This pose is also called Mountain Pose. Start with your hands pressed together in the center of your chest and feet together. Stretch the corwn of your head toward the ceiling or sky. Take a deep breath, then relax your shoulders. Don't lock your knees, keep breathing and remain here for a minute. Slowly strech your arms above your head and then making a giant circle motion move them to your sides, palms facing out.
From Tadasana, inhale and swing your arms overhead. Exhale as you bend forward from your hips, reaching your hands toward
the mat. If you are very flexible, wrap your forearms around your calves. If not, bend your knees slightly and let your fingers
fall toward your toes. Hold for three deep breaths.
Make it easier: If you can't touch the mat, you can put a yoga strap under your feet and hold both sides at a comfortable length, keeping your elbows bent.
From Standing Forward Bend, inhale and place your palms flat on the mat under your shoulders, bending your knees deeply. Exhale
and extend your left leg and then your right leg behind you, bringing your toes to the mat. Keep your hips up and body in
a straight line. Hold for as long as you can, breathing deeply.
Make it easier: Do the pose on your hands and knees. If your wrists hurt, place a rolled yoga rug or blanket under the heels of your hands.
From Plank, exhale and bend your elbows so they point directly behind you. Allow your arms to touch your sides as you exhale
and slowly lower your body all the way to the mat. Be careful that your hips don't sag -- your chest and belly should touch
the mat at the same time. Hold for one deep breath.
Make it easier: Place your knees on the mat for this pose until you build up more strength in your arms and core.
From Modified Chaturanga, exhale as you press down with your hands to raise your upper body. As you rise up, roll over your
toes so the top of your feet are pressing against the mat. Tuck your pelvis down toward the mat to avoid placingtoo much pressure
on your lower back. Hold for one deep breath.
From Upward Dog, press your hands firmly into the mat, then exhale as you draw in your belly and raise your hips toward the
ceiling or sky and straighten your arms. Press back, bringing the soles of your feet toward the mat. Hold for three deep breaths.
Make it easier: If the stretch in the back of your legs is too intense, put a yoga block beneath each hand.
From Downward Dog, exhale, then bend your left knee and step your left foot forward in between your hands near your left.
Turn out your right foot at 45 degrees. (Your right heel should be directly behind your left foot.) Inhale and sweep your
torso up, raising your arms overhead. Bend your left knee at 90 degrees. Hold for three deep breaths.
Perfect your form: Keep your shoulders and hips facing forward.
From Warrior 1, inhale as you straighten your left knee, then exhale as you turn your torso to the right and bend your left
knee again. Extend your left arm in front and your right arm in back at shoulder height. Hold for three deep breaths.

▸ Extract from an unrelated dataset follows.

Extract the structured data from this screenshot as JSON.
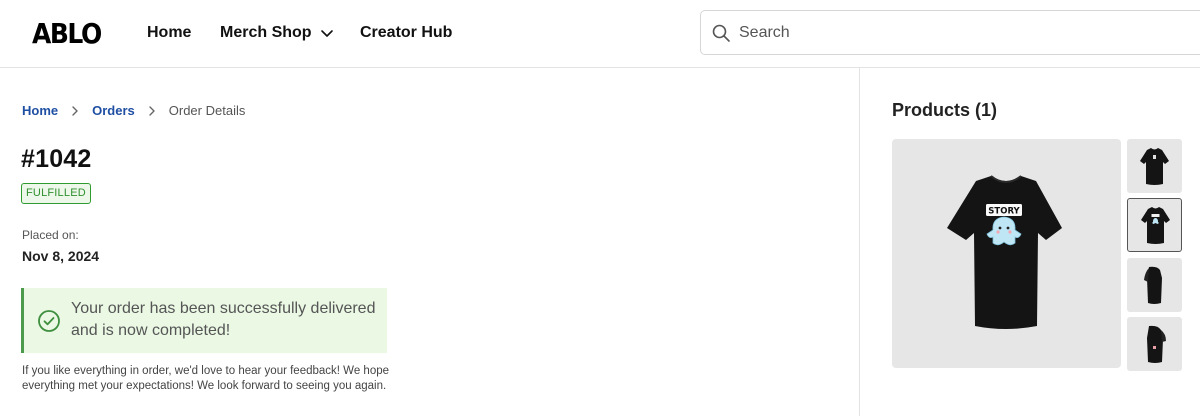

From Warrior 2, exhale as you bring first your left hand and then your right hand to themat on either side of your left foot.

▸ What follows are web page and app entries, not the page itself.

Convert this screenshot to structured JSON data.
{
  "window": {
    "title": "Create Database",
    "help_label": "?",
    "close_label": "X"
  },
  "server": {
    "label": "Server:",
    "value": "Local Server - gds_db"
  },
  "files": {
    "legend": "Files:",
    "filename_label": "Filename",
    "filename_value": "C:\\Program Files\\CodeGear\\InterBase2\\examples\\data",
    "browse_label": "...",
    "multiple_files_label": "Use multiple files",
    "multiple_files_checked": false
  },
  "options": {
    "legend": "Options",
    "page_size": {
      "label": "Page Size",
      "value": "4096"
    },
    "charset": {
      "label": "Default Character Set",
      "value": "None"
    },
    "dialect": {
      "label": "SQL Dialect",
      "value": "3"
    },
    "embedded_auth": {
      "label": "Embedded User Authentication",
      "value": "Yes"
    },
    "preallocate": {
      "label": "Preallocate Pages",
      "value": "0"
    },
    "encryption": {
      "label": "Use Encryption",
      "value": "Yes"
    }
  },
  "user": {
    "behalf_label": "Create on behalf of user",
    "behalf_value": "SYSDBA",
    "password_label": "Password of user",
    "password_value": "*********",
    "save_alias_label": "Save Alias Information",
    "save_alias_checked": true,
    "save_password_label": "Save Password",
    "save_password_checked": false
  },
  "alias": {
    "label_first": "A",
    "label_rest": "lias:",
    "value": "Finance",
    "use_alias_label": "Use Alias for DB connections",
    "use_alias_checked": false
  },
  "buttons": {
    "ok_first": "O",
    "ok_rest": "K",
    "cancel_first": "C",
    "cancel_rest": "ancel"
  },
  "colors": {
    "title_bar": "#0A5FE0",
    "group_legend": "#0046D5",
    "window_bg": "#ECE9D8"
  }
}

Press your palms firmly into the mat and inhale as you extend your chest forward. Exhale as you step your left foot back beside

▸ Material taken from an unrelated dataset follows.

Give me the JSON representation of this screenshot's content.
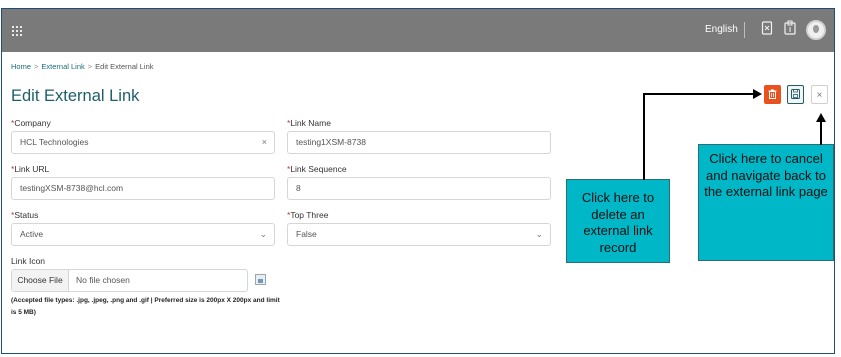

your right foot and transition into Downward Dog. (You can place yoga blocks beneath your hands again if necessary.) Take
three deep breaths. Inhale deeply, then exhale and slowly walk your feet up toward the front of the mat utnil they're between
your hands and your body is folded over in a Standing Forward Bend.
From Standing Forward Bend, inhale, lifting your torso parallel to mat. Reach fingertips to mat. As you inhale stretch your
torso forward. As you exhale, lower your torso to bend over again. Roll up to standing position.